/---

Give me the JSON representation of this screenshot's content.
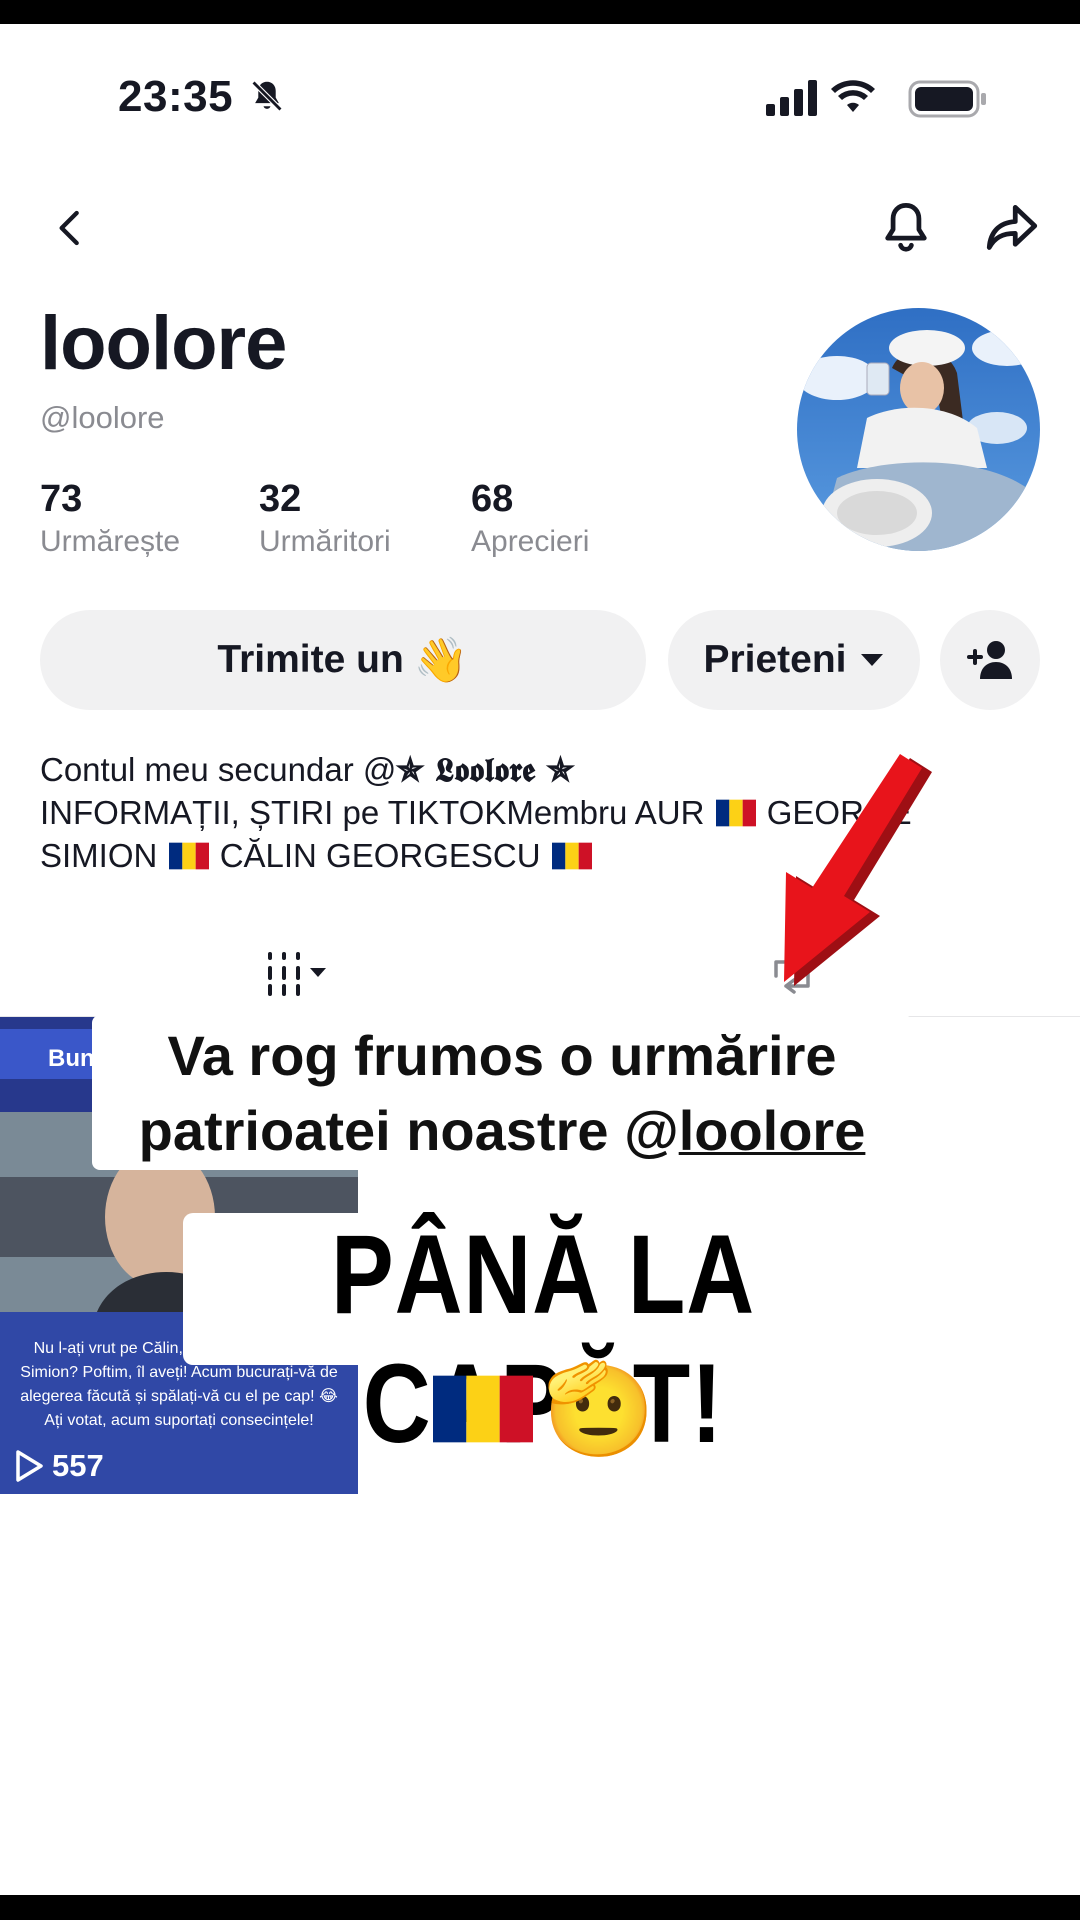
{
  "status_bar": {
    "time": "23:35"
  },
  "profile": {
    "name": "loolore",
    "handle": "@loolore",
    "stats": [
      {
        "value": "73",
        "label": "Urmărește"
      },
      {
        "value": "32",
        "label": "Urmăritori"
      },
      {
        "value": "68",
        "label": "Aprecieri"
      }
    ]
  },
  "actions": {
    "wave_label": "Trimite un",
    "wave_emoji": "👋",
    "friends_label": "Prieteni"
  },
  "bio": {
    "line1_text": "Contul meu secundar @",
    "line1_fancy": "✯ 𝕷𝖔𝖔𝖑𝖔𝖗𝖊 ✯",
    "line2_a": "INFORMAȚII, ȘTIRI pe TIKTOKMembru AUR",
    "line2_b": "GEORGE",
    "line3_a": "SIMION",
    "line3_b": "CĂLIN GEORGESCU"
  },
  "video": {
    "views": "557",
    "caption": "Nu l-ați vrut pe Călin, l-ați vrut pe George Simion? Poftim, îl aveți! Acum bucurați-vă de alegerea făcută și spălați-vă cu el pe cap! 😂 Ați votat, acum suportați consecințele!",
    "top_text": "Bun"
  },
  "overlay": {
    "line1": "Va rog frumos o urmărire",
    "line2_prefix": "patrioatei noastre @",
    "line2_link": "loolore",
    "headline": "PÂNĂ LA CAPĂT!",
    "salute_emoji": "🫡"
  },
  "colors": {
    "accent_red": "#e8141b",
    "flag_blue": "#002b7f",
    "flag_yellow": "#fcd116",
    "flag_red": "#ce1126"
  }
}
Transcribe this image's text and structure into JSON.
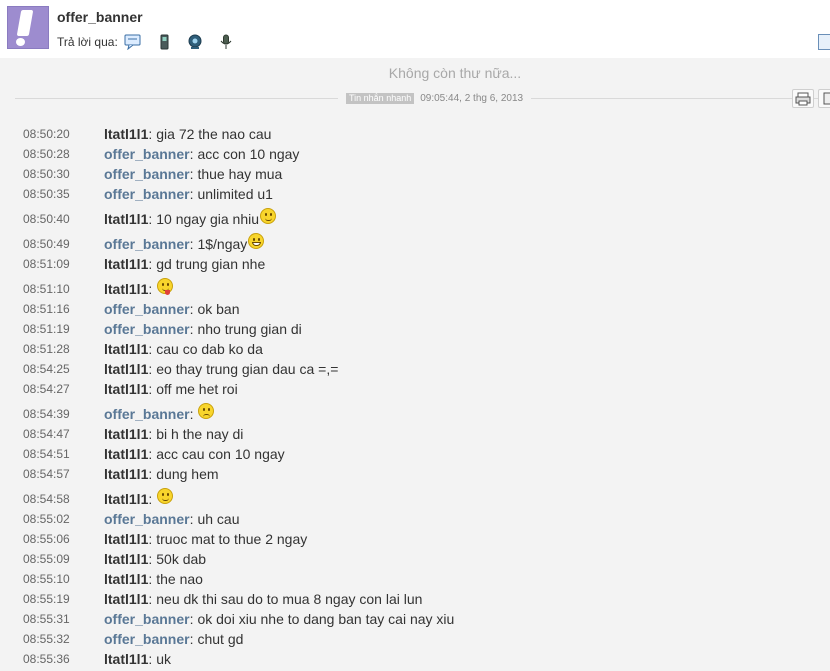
{
  "header": {
    "contact_name": "offer_banner",
    "reply_label": "Trả lời qua:",
    "reply_icons": [
      "im-icon",
      "mobile-icon",
      "video-call-icon",
      "voice-icon"
    ]
  },
  "conversation": {
    "no_more_text": "Không còn thư nữa...",
    "session_tag": "Tin nhắn nhanh",
    "session_time": "09:05:44, 2 thg 6, 2013"
  },
  "messages": [
    {
      "time": "08:50:20",
      "sender": "ltatl1l1",
      "text": "gia 72 the nao cau",
      "emoji": "",
      "me": true
    },
    {
      "time": "08:50:28",
      "sender": "offer_banner",
      "text": "acc con 10 ngay",
      "emoji": "",
      "me": false
    },
    {
      "time": "08:50:30",
      "sender": "offer_banner",
      "text": "thue hay mua",
      "emoji": "",
      "me": false
    },
    {
      "time": "08:50:35",
      "sender": "offer_banner",
      "text": "unlimited u1",
      "emoji": "",
      "me": false
    },
    {
      "time": "08:50:40",
      "sender": "ltatl1l1",
      "text": "10 ngay gia nhiu",
      "emoji": "smile",
      "me": true
    },
    {
      "time": "08:50:49",
      "sender": "offer_banner",
      "text": "1$/ngay",
      "emoji": "grin",
      "me": false
    },
    {
      "time": "08:51:09",
      "sender": "ltatl1l1",
      "text": "gd trung gian nhe",
      "emoji": "",
      "me": true
    },
    {
      "time": "08:51:10",
      "sender": "ltatl1l1",
      "text": "",
      "emoji": "tongue",
      "me": true
    },
    {
      "time": "08:51:16",
      "sender": "offer_banner",
      "text": "ok ban",
      "emoji": "",
      "me": false
    },
    {
      "time": "08:51:19",
      "sender": "offer_banner",
      "text": "nho trung gian di",
      "emoji": "",
      "me": false
    },
    {
      "time": "08:51:28",
      "sender": "ltatl1l1",
      "text": "cau co dab ko da",
      "emoji": "",
      "me": true
    },
    {
      "time": "08:54:25",
      "sender": "ltatl1l1",
      "text": "eo thay trung gian dau ca =,=",
      "emoji": "",
      "me": true
    },
    {
      "time": "08:54:27",
      "sender": "ltatl1l1",
      "text": "off me het roi",
      "emoji": "",
      "me": true
    },
    {
      "time": "08:54:39",
      "sender": "offer_banner",
      "text": "",
      "emoji": "frown",
      "me": false
    },
    {
      "time": "08:54:47",
      "sender": "ltatl1l1",
      "text": "bi h the nay di",
      "emoji": "",
      "me": true
    },
    {
      "time": "08:54:51",
      "sender": "ltatl1l1",
      "text": "acc cau con 10 ngay",
      "emoji": "",
      "me": true
    },
    {
      "time": "08:54:57",
      "sender": "ltatl1l1",
      "text": "dung hem",
      "emoji": "",
      "me": true
    },
    {
      "time": "08:54:58",
      "sender": "ltatl1l1",
      "text": "",
      "emoji": "smile",
      "me": true
    },
    {
      "time": "08:55:02",
      "sender": "offer_banner",
      "text": "uh cau",
      "emoji": "",
      "me": false
    },
    {
      "time": "08:55:06",
      "sender": "ltatl1l1",
      "text": "truoc mat to thue 2 ngay",
      "emoji": "",
      "me": true
    },
    {
      "time": "08:55:09",
      "sender": "ltatl1l1",
      "text": "50k dab",
      "emoji": "",
      "me": true
    },
    {
      "time": "08:55:10",
      "sender": "ltatl1l1",
      "text": "the nao",
      "emoji": "",
      "me": true
    },
    {
      "time": "08:55:19",
      "sender": "ltatl1l1",
      "text": "neu dk thi sau do to mua 8 ngay con lai lun",
      "emoji": "",
      "me": true
    },
    {
      "time": "08:55:31",
      "sender": "offer_banner",
      "text": "ok doi xiu nhe to dang ban tay cai nay xiu",
      "emoji": "",
      "me": false
    },
    {
      "time": "08:55:32",
      "sender": "offer_banner",
      "text": "chut gd",
      "emoji": "",
      "me": false
    },
    {
      "time": "08:55:36",
      "sender": "ltatl1l1",
      "text": "uk",
      "emoji": "",
      "me": true
    }
  ]
}
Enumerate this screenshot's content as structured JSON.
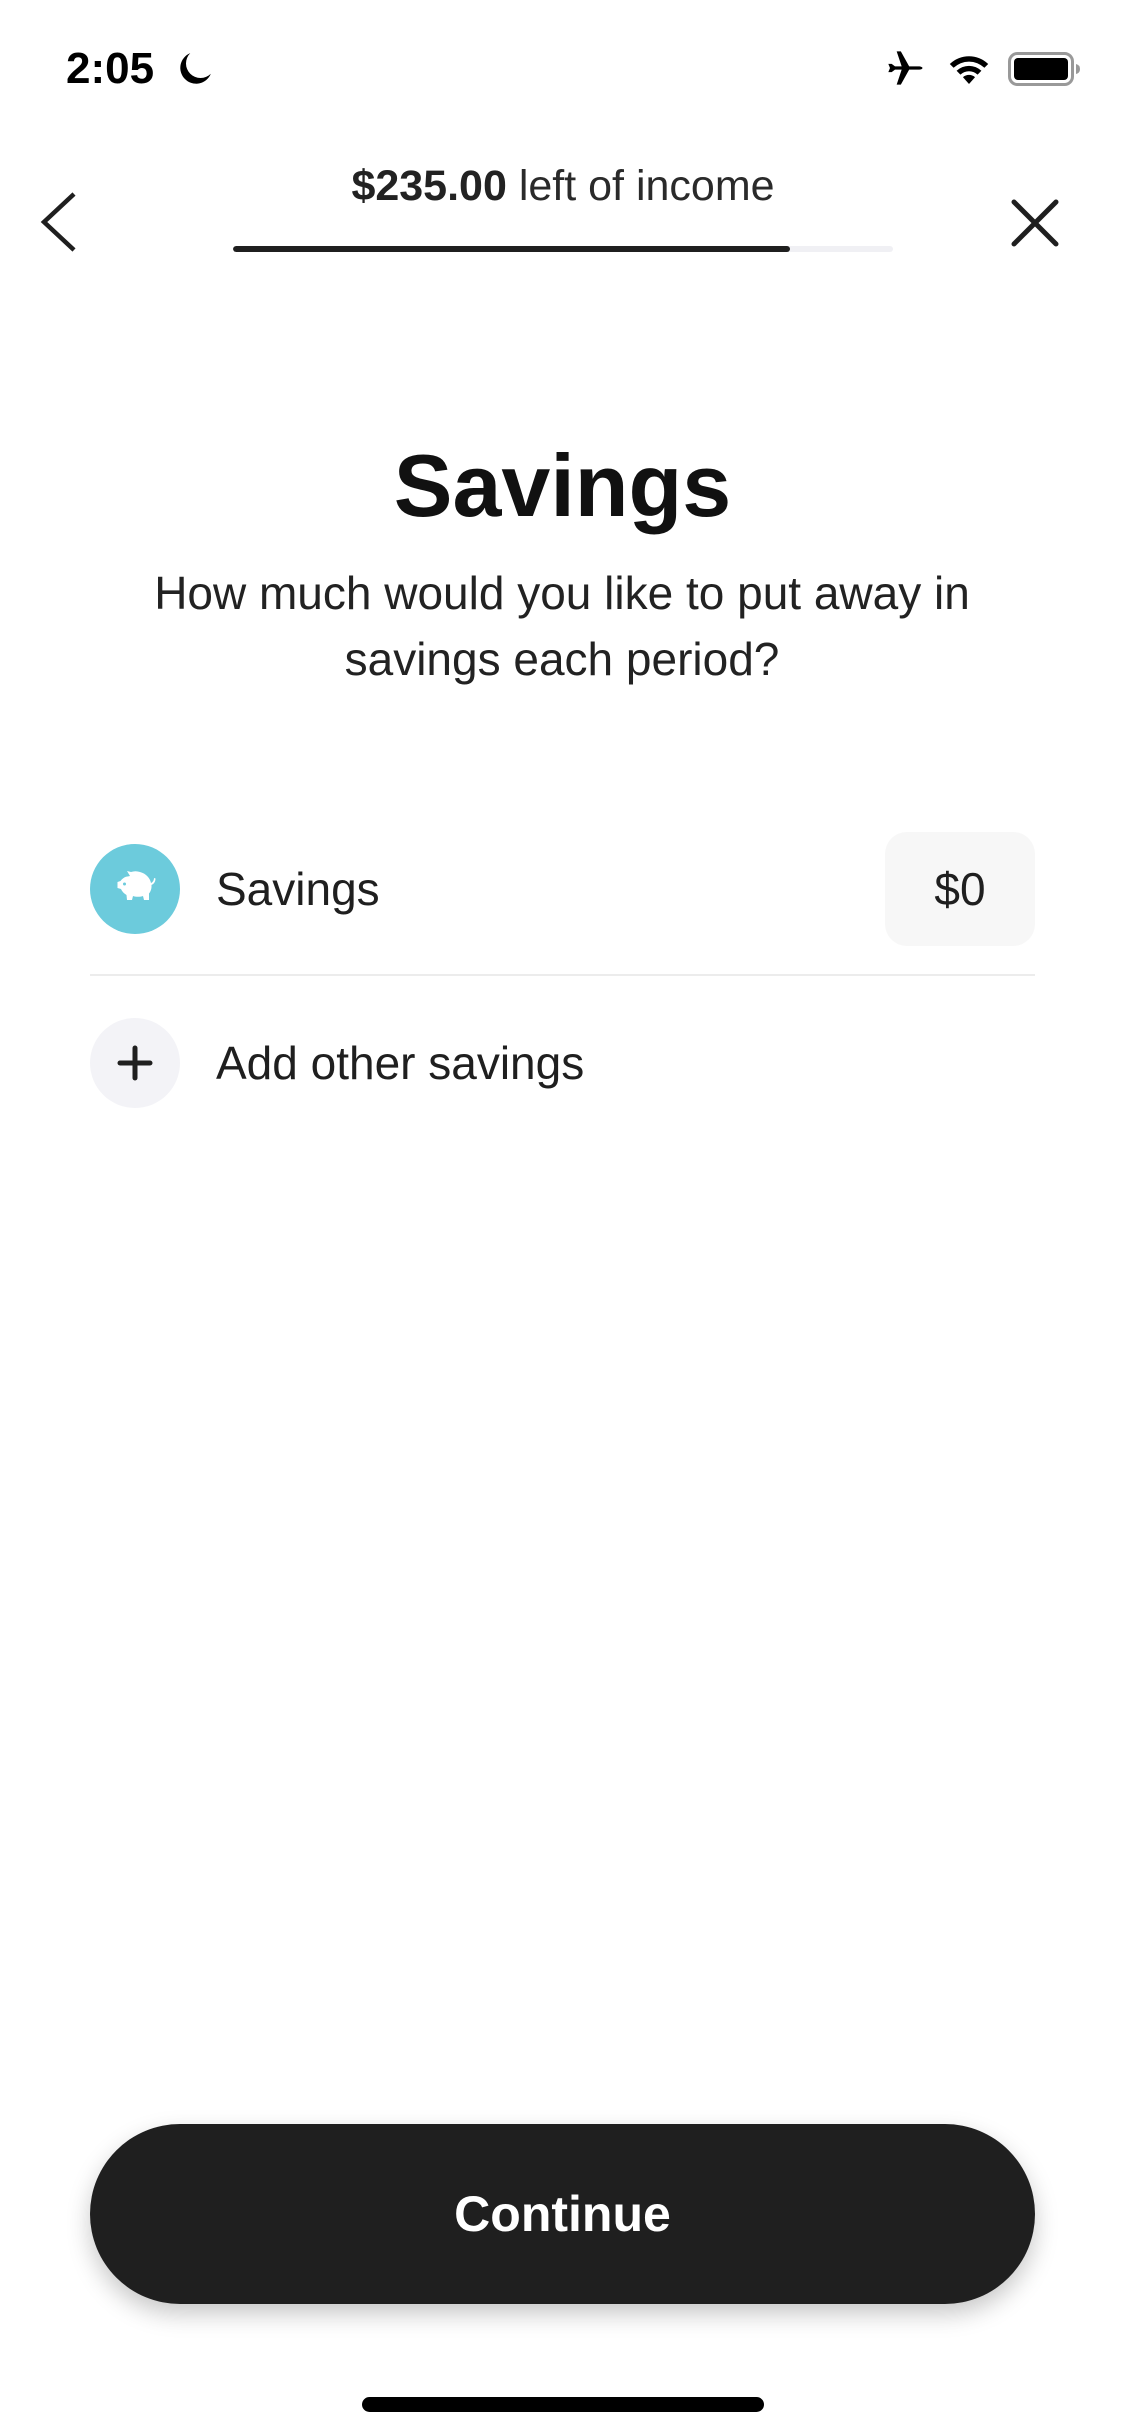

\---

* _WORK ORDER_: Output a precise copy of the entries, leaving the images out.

* _REPLY TO THE EXERCISE_:
Give me the JSON representation of this screenshot's content.
{
  "status_bar": {
    "time": "23:35"
  },
  "profile": {
    "name": "loolore",
    "handle": "@loolore",
    "stats": [
      {
        "value": "73",
        "label": "Urmărește"
      },
      {
        "value": "32",
        "label": "Urmăritori"
      },
      {
        "value": "68",
        "label": "Aprecieri"
      }
    ]
  },
  "actions": {
    "wave_label": "Trimite un",
    "wave_emoji": "👋",
    "friends_label": "Prieteni"
  },
  "bio": {
    "line1_text": "Contul meu secundar @",
    "line1_fancy": "✯ 𝕷𝖔𝖔𝖑𝖔𝖗𝖊 ✯",
    "line2_a": "INFORMAȚII, ȘTIRI pe TIKTOKMembru AUR",
    "line2_b": "GEORGE",
    "line3_a": "SIMION",
    "line3_b": "CĂLIN GEORGESCU"
  },
  "video": {
    "views": "557",
    "caption": "Nu l-ați vrut pe Călin, l-ați vrut pe George Simion? Poftim, îl aveți! Acum bucurați-vă de alegerea făcută și spălați-vă cu el pe cap! 😂 Ați votat, acum suportați consecințele!",
    "top_text": "Bun"
  },
  "overlay": {
    "line1": "Va rog frumos o urmărire",
    "line2_prefix": "patrioatei noastre @",
    "line2_link": "loolore",
    "headline": "PÂNĂ LA CAPĂT!",
    "salute_emoji": "🫡"
  },
  "colors": {
    "accent_red": "#e8141b",
    "flag_blue": "#002b7f",
    "flag_yellow": "#fcd116",
    "flag_red": "#ce1126"
  }
}
Transcribe this image's text and structure into JSON.
{
  "header": {
    "contact_name": "offer_banner",
    "reply_label": "Trả lời qua:",
    "reply_icons": [
      "im-icon",
      "mobile-icon",
      "video-call-icon",
      "voice-icon"
    ]
  },
  "conversation": {
    "no_more_text": "Không còn thư nữa...",
    "session_tag": "Tin nhắn nhanh",
    "session_time": "09:05:44, 2 thg 6, 2013"
  },
  "messages": [
    {
      "time": "08:50:20",
      "sender": "ltatl1l1",
      "text": "gia 72 the nao cau",
      "emoji": "",
      "me": true
    },
    {
      "time": "08:50:28",
      "sender": "offer_banner",
      "text": "acc con 10 ngay",
      "emoji": "",
      "me": false
    },
    {
      "time": "08:50:30",
      "sender": "offer_banner",
      "text": "thue hay mua",
      "emoji": "",
      "me": false
    },
    {
      "time": "08:50:35",
      "sender": "offer_banner",
      "text": "unlimited u1",
      "emoji": "",
      "me": false
    },
    {
      "time": "08:50:40",
      "sender": "ltatl1l1",
      "text": "10 ngay gia nhiu",
      "emoji": "smile",
      "me": true
    },
    {
      "time": "08:50:49",
      "sender": "offer_banner",
      "text": "1$/ngay",
      "emoji": "grin",
      "me": false
    },
    {
      "time": "08:51:09",
      "sender": "ltatl1l1",
      "text": "gd trung gian nhe",
      "emoji": "",
      "me": true
    },
    {
      "time": "08:51:10",
      "sender": "ltatl1l1",
      "text": "",
      "emoji": "tongue",
      "me": true
    },
    {
      "time": "08:51:16",
      "sender": "offer_banner",
      "text": "ok ban",
      "emoji": "",
      "me": false
    },
    {
      "time": "08:51:19",
      "sender": "offer_banner",
      "text": "nho trung gian di",
      "emoji": "",
      "me": false
    },
    {
      "time": "08:51:28",
      "sender": "ltatl1l1",
      "text": "cau co dab ko da",
      "emoji": "",
      "me": true
    },
    {
      "time": "08:54:25",
      "sender": "ltatl1l1",
      "text": "eo thay trung gian dau ca =,=",
      "emoji": "",
      "me": true
    },
    {
      "time": "08:54:27",
      "sender": "ltatl1l1",
      "text": "off me het roi",
      "emoji": "",
      "me": true
    },
    {
      "time": "08:54:39",
      "sender": "offer_banner",
      "text": "",
      "emoji": "frown",
      "me": false
    },
    {
      "time": "08:54:47",
      "sender": "ltatl1l1",
      "text": "bi h the nay di",
      "emoji": "",
      "me": true
    },
    {
      "time": "08:54:51",
      "sender": "ltatl1l1",
      "text": "acc cau con 10 ngay",
      "emoji": "",
      "me": true
    },
    {
      "time": "08:54:57",
      "sender": "ltatl1l1",
      "text": "dung hem",
      "emoji": "",
      "me": true
    },
    {
      "time": "08:54:58",
      "sender": "ltatl1l1",
      "text": "",
      "emoji": "smile",
      "me": true
    },
    {
      "time": "08:55:02",
      "sender": "offer_banner",
      "text": "uh cau",
      "emoji": "",
      "me": false
    },
    {
      "time": "08:55:06",
      "sender": "ltatl1l1",
      "text": "truoc mat to thue 2 ngay",
      "emoji": "",
      "me": true
    },
    {
      "time": "08:55:09",
      "sender": "ltatl1l1",
      "text": "50k dab",
      "emoji": "",
      "me": true
    },
    {
      "time": "08:55:10",
      "sender": "ltatl1l1",
      "text": "the nao",
      "emoji": "",
      "me": true
    },
    {
      "time": "08:55:19",
      "sender": "ltatl1l1",
      "text": "neu dk thi sau do to mua 8 ngay con lai lun",
      "emoji": "",
      "me": true
    },
    {
      "time": "08:55:31",
      "sender": "offer_banner",
      "text": "ok doi xiu nhe to dang ban tay cai nay xiu",
      "emoji": "",
      "me": false
    },
    {
      "time": "08:55:32",
      "sender": "offer_banner",
      "text": "chut gd",
      "emoji": "",
      "me": false
    },
    {
      "time": "08:55:36",
      "sender": "ltatl1l1",
      "text": "uk",
      "emoji": "",
      "me": true
    }
  ]
}
Enumerate this screenshot's content as structured JSON.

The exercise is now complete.